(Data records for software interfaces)
· · · · ·

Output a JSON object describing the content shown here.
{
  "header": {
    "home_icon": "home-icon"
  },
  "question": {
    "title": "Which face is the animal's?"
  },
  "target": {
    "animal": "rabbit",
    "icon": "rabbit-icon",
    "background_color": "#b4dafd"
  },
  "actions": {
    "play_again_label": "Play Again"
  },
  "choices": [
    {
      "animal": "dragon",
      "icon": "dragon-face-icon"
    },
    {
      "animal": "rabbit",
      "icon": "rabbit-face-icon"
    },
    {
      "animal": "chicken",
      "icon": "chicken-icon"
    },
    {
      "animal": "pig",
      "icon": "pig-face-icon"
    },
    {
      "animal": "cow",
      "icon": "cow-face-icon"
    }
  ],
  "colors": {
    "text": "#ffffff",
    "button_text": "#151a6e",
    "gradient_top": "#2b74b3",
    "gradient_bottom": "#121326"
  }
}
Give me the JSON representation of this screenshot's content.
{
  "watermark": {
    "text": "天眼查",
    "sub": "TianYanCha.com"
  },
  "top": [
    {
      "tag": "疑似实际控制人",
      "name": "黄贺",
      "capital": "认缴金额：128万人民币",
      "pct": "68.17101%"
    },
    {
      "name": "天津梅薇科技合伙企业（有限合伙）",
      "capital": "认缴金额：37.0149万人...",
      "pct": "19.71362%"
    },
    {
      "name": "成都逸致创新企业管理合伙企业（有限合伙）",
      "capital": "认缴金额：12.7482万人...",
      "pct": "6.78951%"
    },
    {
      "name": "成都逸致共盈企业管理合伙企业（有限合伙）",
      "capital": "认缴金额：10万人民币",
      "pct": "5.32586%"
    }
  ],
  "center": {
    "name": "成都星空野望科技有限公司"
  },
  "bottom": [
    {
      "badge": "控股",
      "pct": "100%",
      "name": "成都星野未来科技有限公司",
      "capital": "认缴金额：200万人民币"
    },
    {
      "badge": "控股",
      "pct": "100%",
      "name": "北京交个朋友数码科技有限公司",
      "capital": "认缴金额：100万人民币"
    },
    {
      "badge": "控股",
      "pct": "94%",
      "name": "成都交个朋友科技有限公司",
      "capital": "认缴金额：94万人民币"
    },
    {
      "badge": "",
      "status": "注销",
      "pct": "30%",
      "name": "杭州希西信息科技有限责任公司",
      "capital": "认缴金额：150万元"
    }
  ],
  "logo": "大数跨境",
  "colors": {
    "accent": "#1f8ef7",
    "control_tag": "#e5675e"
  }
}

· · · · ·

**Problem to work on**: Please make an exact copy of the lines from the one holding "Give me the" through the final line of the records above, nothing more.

**Answer for this exercise**:
Give me the JSON representation of this screenshot's content.
{
  "watermark": {
    "text": "天眼查",
    "sub": "TianYanCha.com"
  },
  "top": [
    {
      "tag": "疑似实际控制人",
      "name": "黄贺",
      "capital": "认缴金额：128万人民币",
      "pct": "68.17101%"
    },
    {
      "name": "天津梅薇科技合伙企业（有限合伙）",
      "capital": "认缴金额：37.0149万人...",
      "pct": "19.71362%"
    },
    {
      "name": "成都逸致创新企业管理合伙企业（有限合伙）",
      "capital": "认缴金额：12.7482万人...",
      "pct": "6.78951%"
    },
    {
      "name": "成都逸致共盈企业管理合伙企业（有限合伙）",
      "capital": "认缴金额：10万人民币",
      "pct": "5.32586%"
    }
  ],
  "center": {
    "name": "成都星空野望科技有限公司"
  },
  "bottom": [
    {
      "badge": "控股",
      "pct": "100%",
      "name": "成都星野未来科技有限公司",
      "capital": "认缴金额：200万人民币"
    },
    {
      "badge": "控股",
      "pct": "100%",
      "name": "北京交个朋友数码科技有限公司",
      "capital": "认缴金额：100万人民币"
    },
    {
      "badge": "控股",
      "pct": "94%",
      "name": "成都交个朋友科技有限公司",
      "capital": "认缴金额：94万人民币"
    },
    {
      "badge": "",
      "status": "注销",
      "pct": "30%",
      "name": "杭州希西信息科技有限责任公司",
      "capital": "认缴金额：150万元"
    }
  ],
  "logo": "大数跨境",
  "colors": {
    "accent": "#1f8ef7",
    "control_tag": "#e5675e"
  }
}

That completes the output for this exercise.